==== RECORDS FOR THIS EXERCISE ====

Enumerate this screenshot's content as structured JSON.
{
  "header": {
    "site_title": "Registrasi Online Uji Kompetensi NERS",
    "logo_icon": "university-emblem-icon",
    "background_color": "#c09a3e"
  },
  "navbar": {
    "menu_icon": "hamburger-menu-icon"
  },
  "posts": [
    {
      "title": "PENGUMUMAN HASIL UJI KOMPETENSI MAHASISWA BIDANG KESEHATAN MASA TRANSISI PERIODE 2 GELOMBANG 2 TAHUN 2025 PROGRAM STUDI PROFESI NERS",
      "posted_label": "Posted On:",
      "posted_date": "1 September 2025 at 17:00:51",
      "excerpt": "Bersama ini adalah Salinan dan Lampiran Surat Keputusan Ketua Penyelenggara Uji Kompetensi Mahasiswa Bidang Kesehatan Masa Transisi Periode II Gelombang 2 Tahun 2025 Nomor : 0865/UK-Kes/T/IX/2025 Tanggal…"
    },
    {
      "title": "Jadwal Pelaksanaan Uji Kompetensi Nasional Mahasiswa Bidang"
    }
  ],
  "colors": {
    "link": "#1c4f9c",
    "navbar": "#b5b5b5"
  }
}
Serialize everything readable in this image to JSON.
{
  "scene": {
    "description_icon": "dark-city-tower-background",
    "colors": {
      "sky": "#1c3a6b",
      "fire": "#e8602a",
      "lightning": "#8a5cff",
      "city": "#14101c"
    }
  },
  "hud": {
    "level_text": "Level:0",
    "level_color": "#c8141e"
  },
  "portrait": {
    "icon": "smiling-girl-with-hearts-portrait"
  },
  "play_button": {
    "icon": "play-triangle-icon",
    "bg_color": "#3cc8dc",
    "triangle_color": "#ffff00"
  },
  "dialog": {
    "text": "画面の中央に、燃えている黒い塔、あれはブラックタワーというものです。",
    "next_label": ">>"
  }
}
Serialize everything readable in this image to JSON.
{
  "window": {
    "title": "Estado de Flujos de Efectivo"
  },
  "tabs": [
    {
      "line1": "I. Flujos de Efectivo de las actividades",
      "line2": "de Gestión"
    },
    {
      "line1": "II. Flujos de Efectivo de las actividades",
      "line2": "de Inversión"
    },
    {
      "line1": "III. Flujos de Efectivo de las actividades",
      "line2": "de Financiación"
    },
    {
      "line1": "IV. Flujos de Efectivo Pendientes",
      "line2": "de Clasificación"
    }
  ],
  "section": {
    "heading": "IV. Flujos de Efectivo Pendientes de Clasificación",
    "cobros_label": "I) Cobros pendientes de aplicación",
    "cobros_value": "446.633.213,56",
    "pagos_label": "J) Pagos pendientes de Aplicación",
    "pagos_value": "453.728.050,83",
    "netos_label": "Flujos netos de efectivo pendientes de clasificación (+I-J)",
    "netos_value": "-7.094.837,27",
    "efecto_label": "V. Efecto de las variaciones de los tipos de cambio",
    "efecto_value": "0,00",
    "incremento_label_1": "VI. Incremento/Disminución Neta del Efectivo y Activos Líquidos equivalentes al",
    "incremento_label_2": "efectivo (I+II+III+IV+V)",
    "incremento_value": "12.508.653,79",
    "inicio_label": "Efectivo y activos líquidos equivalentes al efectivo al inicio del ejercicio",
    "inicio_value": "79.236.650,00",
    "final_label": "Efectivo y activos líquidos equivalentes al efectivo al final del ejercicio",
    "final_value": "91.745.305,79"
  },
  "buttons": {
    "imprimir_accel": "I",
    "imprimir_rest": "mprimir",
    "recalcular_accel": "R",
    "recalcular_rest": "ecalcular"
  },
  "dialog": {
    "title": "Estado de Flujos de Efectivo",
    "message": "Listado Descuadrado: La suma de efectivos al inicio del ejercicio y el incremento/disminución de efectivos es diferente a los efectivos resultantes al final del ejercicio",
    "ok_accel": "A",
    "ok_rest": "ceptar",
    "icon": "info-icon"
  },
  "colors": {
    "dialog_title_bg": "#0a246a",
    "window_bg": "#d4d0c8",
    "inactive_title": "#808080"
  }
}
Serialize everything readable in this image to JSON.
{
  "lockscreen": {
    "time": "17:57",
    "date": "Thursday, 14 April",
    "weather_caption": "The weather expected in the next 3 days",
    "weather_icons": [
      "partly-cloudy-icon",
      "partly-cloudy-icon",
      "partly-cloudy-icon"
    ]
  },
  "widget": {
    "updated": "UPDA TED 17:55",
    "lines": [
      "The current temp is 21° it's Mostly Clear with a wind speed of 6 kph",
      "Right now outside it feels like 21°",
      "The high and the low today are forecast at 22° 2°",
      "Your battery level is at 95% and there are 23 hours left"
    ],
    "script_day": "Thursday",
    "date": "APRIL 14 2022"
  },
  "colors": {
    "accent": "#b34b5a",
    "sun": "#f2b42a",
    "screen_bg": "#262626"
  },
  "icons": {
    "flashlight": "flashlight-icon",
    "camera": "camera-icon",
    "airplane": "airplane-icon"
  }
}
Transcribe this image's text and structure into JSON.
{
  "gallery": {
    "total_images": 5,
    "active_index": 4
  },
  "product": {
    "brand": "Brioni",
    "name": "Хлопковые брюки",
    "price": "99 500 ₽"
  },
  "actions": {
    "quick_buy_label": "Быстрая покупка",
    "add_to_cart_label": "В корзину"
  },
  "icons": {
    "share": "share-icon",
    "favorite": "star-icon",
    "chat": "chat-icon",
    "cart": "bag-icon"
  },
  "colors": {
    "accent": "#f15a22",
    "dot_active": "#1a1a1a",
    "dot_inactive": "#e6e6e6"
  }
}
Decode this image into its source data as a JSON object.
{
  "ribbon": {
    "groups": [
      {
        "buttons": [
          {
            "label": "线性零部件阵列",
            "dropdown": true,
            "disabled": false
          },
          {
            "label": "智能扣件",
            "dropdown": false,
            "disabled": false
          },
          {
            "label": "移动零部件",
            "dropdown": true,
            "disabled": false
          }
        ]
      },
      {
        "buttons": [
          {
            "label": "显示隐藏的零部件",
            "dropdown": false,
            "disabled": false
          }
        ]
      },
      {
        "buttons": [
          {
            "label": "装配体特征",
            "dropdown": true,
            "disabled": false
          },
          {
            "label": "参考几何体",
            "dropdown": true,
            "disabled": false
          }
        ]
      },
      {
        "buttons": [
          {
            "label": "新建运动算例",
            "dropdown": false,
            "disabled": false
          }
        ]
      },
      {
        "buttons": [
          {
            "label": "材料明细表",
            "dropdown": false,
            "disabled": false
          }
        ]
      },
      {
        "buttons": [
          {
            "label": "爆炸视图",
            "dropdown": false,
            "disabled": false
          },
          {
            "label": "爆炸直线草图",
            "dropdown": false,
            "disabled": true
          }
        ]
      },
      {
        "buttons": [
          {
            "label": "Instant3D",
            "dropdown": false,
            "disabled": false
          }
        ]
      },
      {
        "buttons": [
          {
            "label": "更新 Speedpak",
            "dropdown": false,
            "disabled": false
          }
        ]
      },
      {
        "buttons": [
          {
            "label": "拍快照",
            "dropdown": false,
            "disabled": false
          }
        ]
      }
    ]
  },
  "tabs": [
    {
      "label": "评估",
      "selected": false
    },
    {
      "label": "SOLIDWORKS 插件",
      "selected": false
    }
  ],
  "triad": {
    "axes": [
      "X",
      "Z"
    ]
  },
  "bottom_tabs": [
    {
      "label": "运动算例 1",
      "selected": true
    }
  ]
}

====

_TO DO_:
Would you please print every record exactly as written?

_FINISHED TASK_:
Enumerate this screenshot's content as structured JSON.
{
  "header": {
    "site_title": "Registrasi Online Uji Kompetensi NERS",
    "logo_icon": "university-emblem-icon",
    "background_color": "#c09a3e"
  },
  "navbar": {
    "menu_icon": "hamburger-menu-icon"
  },
  "posts": [
    {
      "title": "PENGUMUMAN HASIL UJI KOMPETENSI MAHASISWA BIDANG KESEHATAN MASA TRANSISI PERIODE 2 GELOMBANG 2 TAHUN 2025 PROGRAM STUDI PROFESI NERS",
      "posted_label": "Posted On:",
      "posted_date": "1 September 2025 at 17:00:51",
      "excerpt": "Bersama ini adalah Salinan dan Lampiran Surat Keputusan Ketua Penyelenggara Uji Kompetensi Mahasiswa Bidang Kesehatan Masa Transisi Periode II Gelombang 2 Tahun 2025 Nomor : 0865/UK-Kes/T/IX/2025 Tanggal…"
    },
    {
      "title": "Jadwal Pelaksanaan Uji Kompetensi Nasional Mahasiswa Bidang"
    }
  ],
  "colors": {
    "link": "#1c4f9c",
    "navbar": "#b5b5b5"
  }
}
Serialize everything readable in this image to JSON.
{
  "scene": {
    "description_icon": "dark-city-tower-background",
    "colors": {
      "sky": "#1c3a6b",
      "fire": "#e8602a",
      "lightning": "#8a5cff",
      "city": "#14101c"
    }
  },
  "hud": {
    "level_text": "Level:0",
    "level_color": "#c8141e"
  },
  "portrait": {
    "icon": "smiling-girl-with-hearts-portrait"
  },
  "play_button": {
    "icon": "play-triangle-icon",
    "bg_color": "#3cc8dc",
    "triangle_color": "#ffff00"
  },
  "dialog": {
    "text": "画面の中央に、燃えている黒い塔、あれはブラックタワーというものです。",
    "next_label": ">>"
  }
}
Serialize everything readable in this image to JSON.
{
  "window": {
    "title": "Estado de Flujos de Efectivo"
  },
  "tabs": [
    {
      "line1": "I. Flujos de Efectivo de las actividades",
      "line2": "de Gestión"
    },
    {
      "line1": "II. Flujos de Efectivo de las actividades",
      "line2": "de Inversión"
    },
    {
      "line1": "III. Flujos de Efectivo de las actividades",
      "line2": "de Financiación"
    },
    {
      "line1": "IV. Flujos de Efectivo Pendientes",
      "line2": "de Clasificación"
    }
  ],
  "section": {
    "heading": "IV. Flujos de Efectivo Pendientes de Clasificación",
    "cobros_label": "I) Cobros pendientes de aplicación",
    "cobros_value": "446.633.213,56",
    "pagos_label": "J) Pagos pendientes de Aplicación",
    "pagos_value": "453.728.050,83",
    "netos_label": "Flujos netos de efectivo pendientes de clasificación (+I-J)",
    "netos_value": "-7.094.837,27",
    "efecto_label": "V. Efecto de las variaciones de los tipos de cambio",
    "efecto_value": "0,00",
    "incremento_label_1": "VI. Incremento/Disminución Neta del Efectivo y Activos Líquidos equivalentes al",
    "incremento_label_2": "efectivo (I+II+III+IV+V)",
    "incremento_value": "12.508.653,79",
    "inicio_label": "Efectivo y activos líquidos equivalentes al efectivo al inicio del ejercicio",
    "inicio_value": "79.236.650,00",
    "final_label": "Efectivo y activos líquidos equivalentes al efectivo al final del ejercicio",
    "final_value": "91.745.305,79"
  },
  "buttons": {
    "imprimir_accel": "I",
    "imprimir_rest": "mprimir",
    "recalcular_accel": "R",
    "recalcular_rest": "ecalcular"
  },
  "dialog": {
    "title": "Estado de Flujos de Efectivo",
    "message": "Listado Descuadrado: La suma de efectivos al inicio del ejercicio y el incremento/disminución de efectivos es diferente a los efectivos resultantes al final del ejercicio",
    "ok_accel": "A",
    "ok_rest": "ceptar",
    "icon": "info-icon"
  },
  "colors": {
    "dialog_title_bg": "#0a246a",
    "window_bg": "#d4d0c8",
    "inactive_title": "#808080"
  }
}
Serialize everything readable in this image to JSON.
{
  "lockscreen": {
    "time": "17:57",
    "date": "Thursday, 14 April",
    "weather_caption": "The weather expected in the next 3 days",
    "weather_icons": [
      "partly-cloudy-icon",
      "partly-cloudy-icon",
      "partly-cloudy-icon"
    ]
  },
  "widget": {
    "updated": "UPDA TED 17:55",
    "lines": [
      "The current temp is 21° it's Mostly Clear with a wind speed of 6 kph",
      "Right now outside it feels like 21°",
      "The high and the low today are forecast at 22° 2°",
      "Your battery level is at 95% and there are 23 hours left"
    ],
    "script_day": "Thursday",
    "date": "APRIL 14 2022"
  },
  "colors": {
    "accent": "#b34b5a",
    "sun": "#f2b42a",
    "screen_bg": "#262626"
  },
  "icons": {
    "flashlight": "flashlight-icon",
    "camera": "camera-icon",
    "airplane": "airplane-icon"
  }
}
Transcribe this image's text and structure into JSON.
{
  "gallery": {
    "total_images": 5,
    "active_index": 4
  },
  "product": {
    "brand": "Brioni",
    "name": "Хлопковые брюки",
    "price": "99 500 ₽"
  },
  "actions": {
    "quick_buy_label": "Быстрая покупка",
    "add_to_cart_label": "В корзину"
  },
  "icons": {
    "share": "share-icon",
    "favorite": "star-icon",
    "chat": "chat-icon",
    "cart": "bag-icon"
  },
  "colors": {
    "accent": "#f15a22",
    "dot_active": "#1a1a1a",
    "dot_inactive": "#e6e6e6"
  }
}
Decode this image into its source data as a JSON object.
{
  "ribbon": {
    "groups": [
      {
        "buttons": [
          {
            "label": "线性零部件阵列",
            "dropdown": true,
            "disabled": false
          },
          {
            "label": "智能扣件",
            "dropdown": false,
            "disabled": false
          },
          {
            "label": "移动零部件",
            "dropdown": true,
            "disabled": false
          }
        ]
      },
      {
        "buttons": [
          {
            "label": "显示隐藏的零部件",
            "dropdown": false,
            "disabled": false
          }
        ]
      },
      {
        "buttons": [
          {
            "label": "装配体特征",
            "dropdown": true,
            "disabled": false
          },
          {
            "label": "参考几何体",
            "dropdown": true,
            "disabled": false
          }
        ]
      },
      {
        "buttons": [
          {
            "label": "新建运动算例",
            "dropdown": false,
            "disabled": false
          }
        ]
      },
      {
        "buttons": [
          {
            "label": "材料明细表",
            "dropdown": false,
            "disabled": false
          }
        ]
      },
      {
        "buttons": [
          {
            "label": "爆炸视图",
            "dropdown": false,
            "disabled": false
          },
          {
            "label": "爆炸直线草图",
            "dropdown": false,
            "disabled": true
          }
        ]
      },
      {
        "buttons": [
          {
            "label": "Instant3D",
            "dropdown": false,
            "disabled": false
          }
        ]
      },
      {
        "buttons": [
          {
            "label": "更新 Speedpak",
            "dropdown": false,
            "disabled": false
          }
        ]
      },
      {
        "buttons": [
          {
            "label": "拍快照",
            "dropdown": false,
            "disabled": false
          }
        ]
      }
    ]
  },
  "tabs": [
    {
      "label": "评估",
      "selected": false
    },
    {
      "label": "SOLIDWORKS 插件",
      "selected": false
    }
  ],
  "triad": {
    "axes": [
      "X",
      "Z"
    ]
  },
  "bottom_tabs": [
    {
      "label": "运动算例 1",
      "selected": true
    }
  ]
}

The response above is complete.